Entries from a dataset of interfaces:

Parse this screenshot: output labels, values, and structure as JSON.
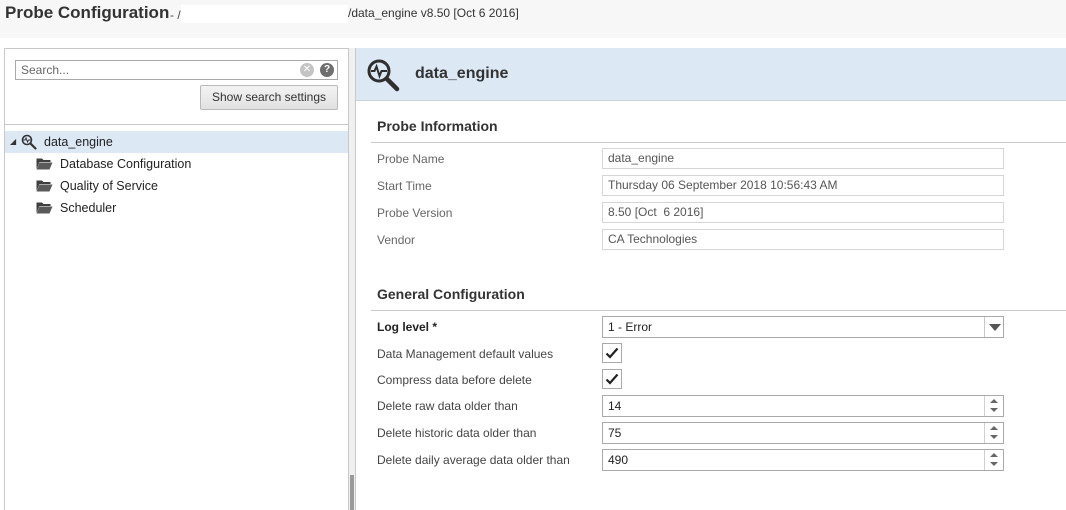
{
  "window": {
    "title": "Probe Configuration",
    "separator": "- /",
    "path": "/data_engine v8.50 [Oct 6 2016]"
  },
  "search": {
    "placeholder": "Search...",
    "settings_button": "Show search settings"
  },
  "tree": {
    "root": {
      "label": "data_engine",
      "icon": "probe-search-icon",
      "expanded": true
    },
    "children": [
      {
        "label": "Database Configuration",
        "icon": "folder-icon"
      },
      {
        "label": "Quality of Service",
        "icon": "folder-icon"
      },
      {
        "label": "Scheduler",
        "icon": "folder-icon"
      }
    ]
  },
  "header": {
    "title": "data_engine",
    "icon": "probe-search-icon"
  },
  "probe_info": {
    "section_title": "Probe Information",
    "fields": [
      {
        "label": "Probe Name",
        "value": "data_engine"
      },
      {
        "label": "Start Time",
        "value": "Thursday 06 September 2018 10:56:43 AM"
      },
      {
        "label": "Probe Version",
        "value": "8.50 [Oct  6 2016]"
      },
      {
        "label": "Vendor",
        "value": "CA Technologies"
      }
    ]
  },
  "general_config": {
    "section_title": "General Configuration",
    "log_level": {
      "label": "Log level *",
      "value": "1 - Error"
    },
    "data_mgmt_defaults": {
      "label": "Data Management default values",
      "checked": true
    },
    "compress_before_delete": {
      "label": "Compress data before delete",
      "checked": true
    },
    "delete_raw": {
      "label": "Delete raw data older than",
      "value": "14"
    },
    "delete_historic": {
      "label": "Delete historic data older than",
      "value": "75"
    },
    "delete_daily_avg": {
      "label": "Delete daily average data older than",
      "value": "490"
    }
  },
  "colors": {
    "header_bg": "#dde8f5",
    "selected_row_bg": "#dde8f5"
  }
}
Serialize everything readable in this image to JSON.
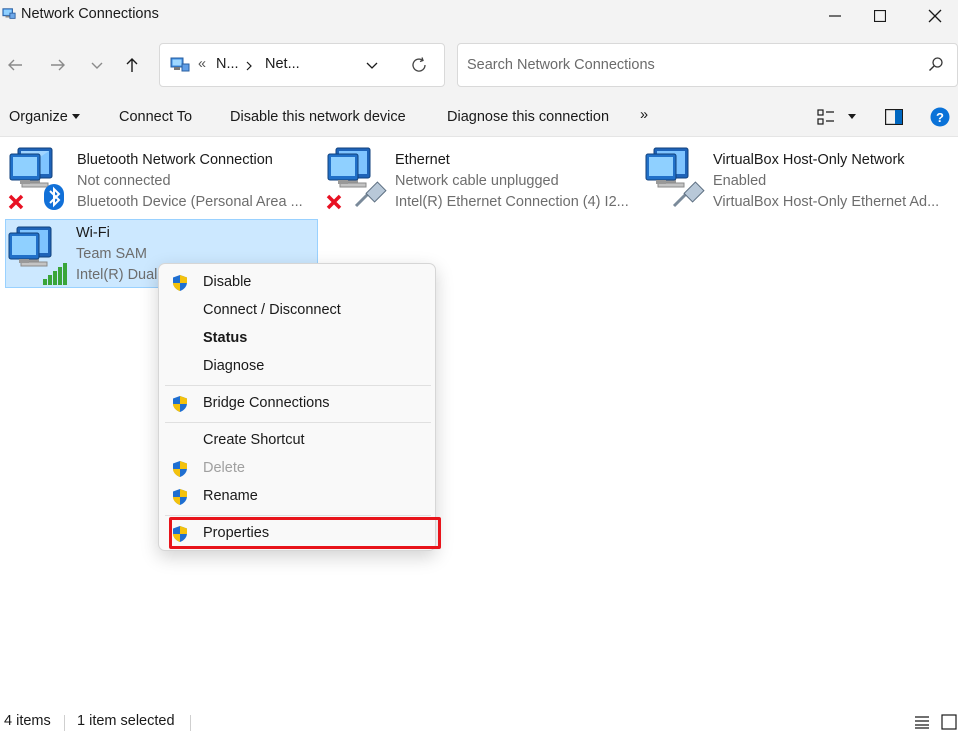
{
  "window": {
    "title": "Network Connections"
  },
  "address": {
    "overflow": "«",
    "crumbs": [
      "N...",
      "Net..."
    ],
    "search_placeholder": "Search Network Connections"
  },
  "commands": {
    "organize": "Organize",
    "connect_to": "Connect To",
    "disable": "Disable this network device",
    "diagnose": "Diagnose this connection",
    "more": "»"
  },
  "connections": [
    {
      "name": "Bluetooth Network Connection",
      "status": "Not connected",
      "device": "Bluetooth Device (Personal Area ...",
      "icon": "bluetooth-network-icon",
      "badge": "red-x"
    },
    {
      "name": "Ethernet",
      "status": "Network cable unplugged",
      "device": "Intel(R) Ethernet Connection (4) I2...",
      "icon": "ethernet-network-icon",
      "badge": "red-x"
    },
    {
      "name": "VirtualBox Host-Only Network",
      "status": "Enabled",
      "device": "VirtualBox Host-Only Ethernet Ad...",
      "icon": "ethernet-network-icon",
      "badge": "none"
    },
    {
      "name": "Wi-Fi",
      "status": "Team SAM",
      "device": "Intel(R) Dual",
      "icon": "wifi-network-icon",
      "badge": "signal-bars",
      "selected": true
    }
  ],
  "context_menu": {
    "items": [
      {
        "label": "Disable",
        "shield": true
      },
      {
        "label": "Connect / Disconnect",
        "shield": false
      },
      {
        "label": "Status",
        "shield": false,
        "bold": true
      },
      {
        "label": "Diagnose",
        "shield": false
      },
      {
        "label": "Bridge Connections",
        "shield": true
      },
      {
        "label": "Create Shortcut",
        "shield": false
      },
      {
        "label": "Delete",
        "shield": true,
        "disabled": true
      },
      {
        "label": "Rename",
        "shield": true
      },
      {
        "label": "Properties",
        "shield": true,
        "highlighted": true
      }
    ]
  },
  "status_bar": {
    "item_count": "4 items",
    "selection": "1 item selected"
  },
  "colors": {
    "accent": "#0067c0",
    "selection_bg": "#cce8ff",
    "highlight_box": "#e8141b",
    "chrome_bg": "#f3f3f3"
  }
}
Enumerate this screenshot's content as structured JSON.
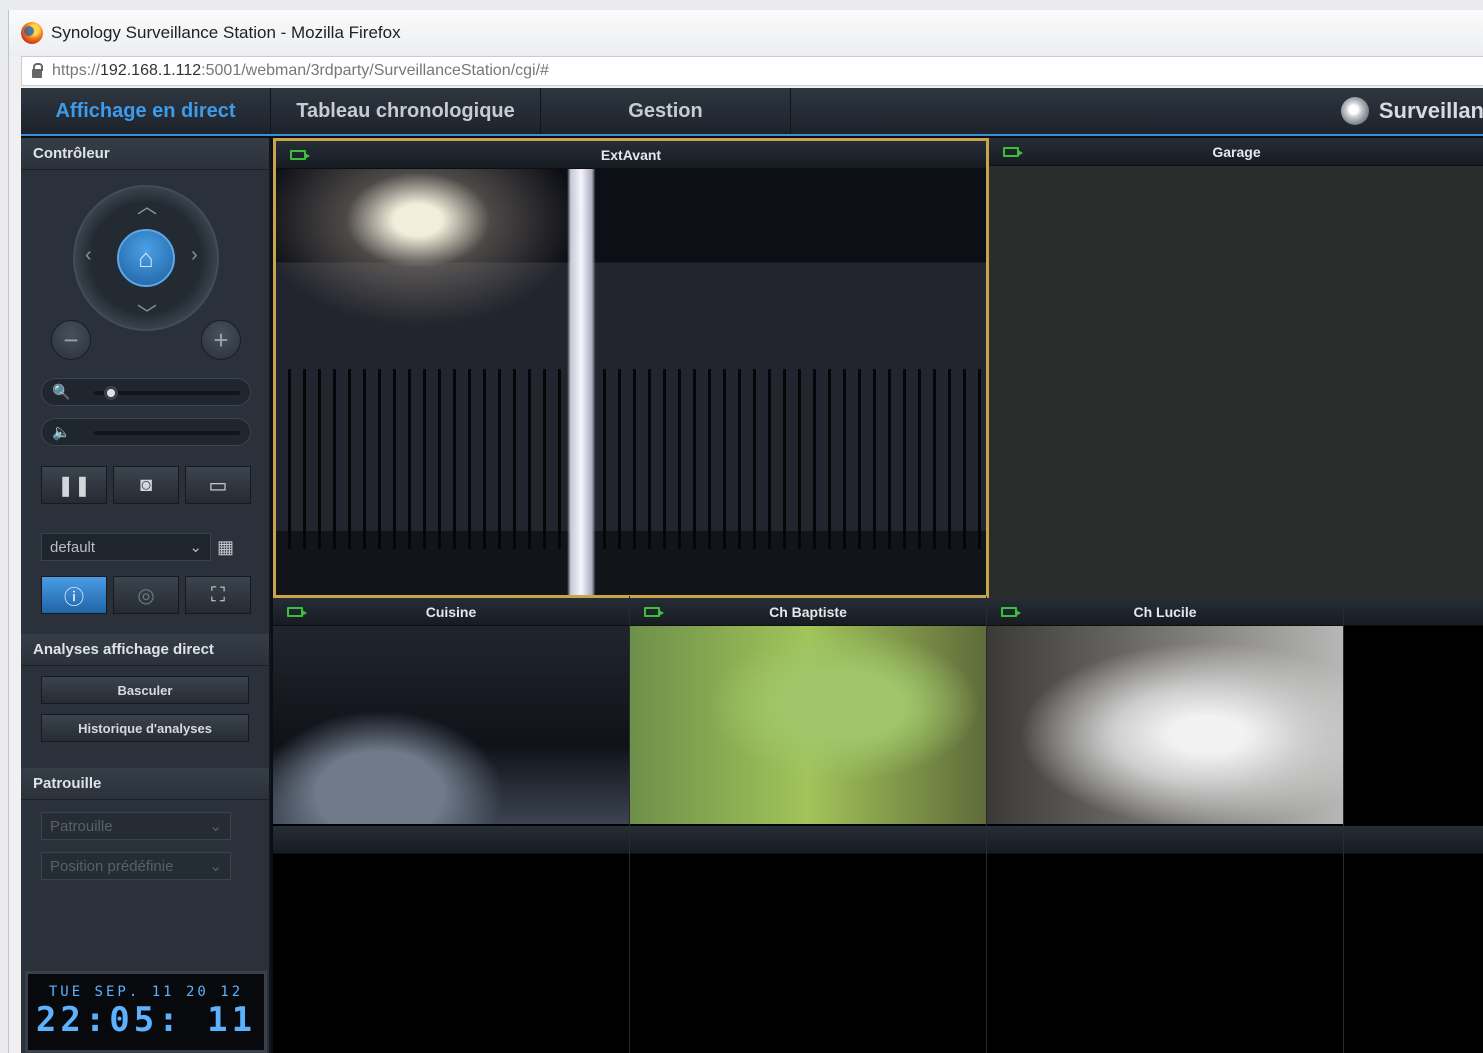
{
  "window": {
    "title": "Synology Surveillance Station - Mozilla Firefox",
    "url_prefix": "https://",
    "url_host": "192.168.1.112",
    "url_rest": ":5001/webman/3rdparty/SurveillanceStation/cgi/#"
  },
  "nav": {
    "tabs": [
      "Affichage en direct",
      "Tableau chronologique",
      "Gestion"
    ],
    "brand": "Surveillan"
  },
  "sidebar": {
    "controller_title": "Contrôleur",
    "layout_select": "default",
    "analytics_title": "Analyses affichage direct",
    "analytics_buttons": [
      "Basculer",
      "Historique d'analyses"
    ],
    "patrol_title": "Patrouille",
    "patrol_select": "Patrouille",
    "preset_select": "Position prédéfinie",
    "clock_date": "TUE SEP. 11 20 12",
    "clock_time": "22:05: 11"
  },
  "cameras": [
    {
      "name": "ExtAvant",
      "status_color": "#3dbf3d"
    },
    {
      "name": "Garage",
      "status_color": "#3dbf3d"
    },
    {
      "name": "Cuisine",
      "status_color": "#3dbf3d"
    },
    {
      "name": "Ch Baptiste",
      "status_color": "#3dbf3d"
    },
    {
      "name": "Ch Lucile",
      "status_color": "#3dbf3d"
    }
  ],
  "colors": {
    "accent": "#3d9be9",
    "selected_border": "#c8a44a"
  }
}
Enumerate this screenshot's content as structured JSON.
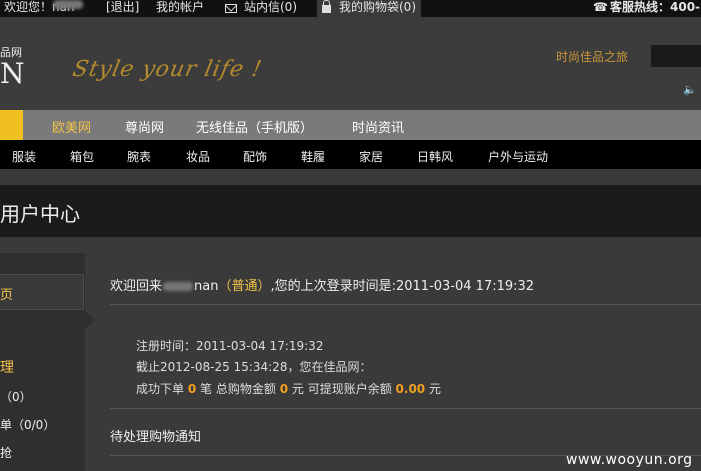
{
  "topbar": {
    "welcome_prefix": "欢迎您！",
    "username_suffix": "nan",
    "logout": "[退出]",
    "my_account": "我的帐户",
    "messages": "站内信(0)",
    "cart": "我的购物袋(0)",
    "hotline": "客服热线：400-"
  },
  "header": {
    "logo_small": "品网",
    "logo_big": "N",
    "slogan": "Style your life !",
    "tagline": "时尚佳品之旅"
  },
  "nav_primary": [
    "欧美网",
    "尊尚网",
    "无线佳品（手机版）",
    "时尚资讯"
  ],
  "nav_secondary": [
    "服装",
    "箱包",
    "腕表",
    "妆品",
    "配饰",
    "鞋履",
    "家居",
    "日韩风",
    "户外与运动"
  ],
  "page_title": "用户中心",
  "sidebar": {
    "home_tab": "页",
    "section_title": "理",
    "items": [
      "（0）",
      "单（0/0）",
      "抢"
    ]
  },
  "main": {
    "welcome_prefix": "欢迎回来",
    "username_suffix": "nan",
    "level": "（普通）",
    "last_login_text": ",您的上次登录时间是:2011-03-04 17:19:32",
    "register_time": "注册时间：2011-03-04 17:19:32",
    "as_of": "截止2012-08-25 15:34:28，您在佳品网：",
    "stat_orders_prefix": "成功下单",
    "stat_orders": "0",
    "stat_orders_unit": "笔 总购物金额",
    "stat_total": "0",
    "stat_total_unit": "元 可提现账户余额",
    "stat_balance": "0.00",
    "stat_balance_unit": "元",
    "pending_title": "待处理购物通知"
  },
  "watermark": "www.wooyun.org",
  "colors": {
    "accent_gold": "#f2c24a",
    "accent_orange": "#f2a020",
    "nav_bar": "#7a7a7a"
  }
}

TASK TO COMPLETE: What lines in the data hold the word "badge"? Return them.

RESPONSE FOR THIS EXERCISE:
      "badge": "red-x"
      "badge": "red-x"
      "badge": "none"
      "badge": "signal-bars",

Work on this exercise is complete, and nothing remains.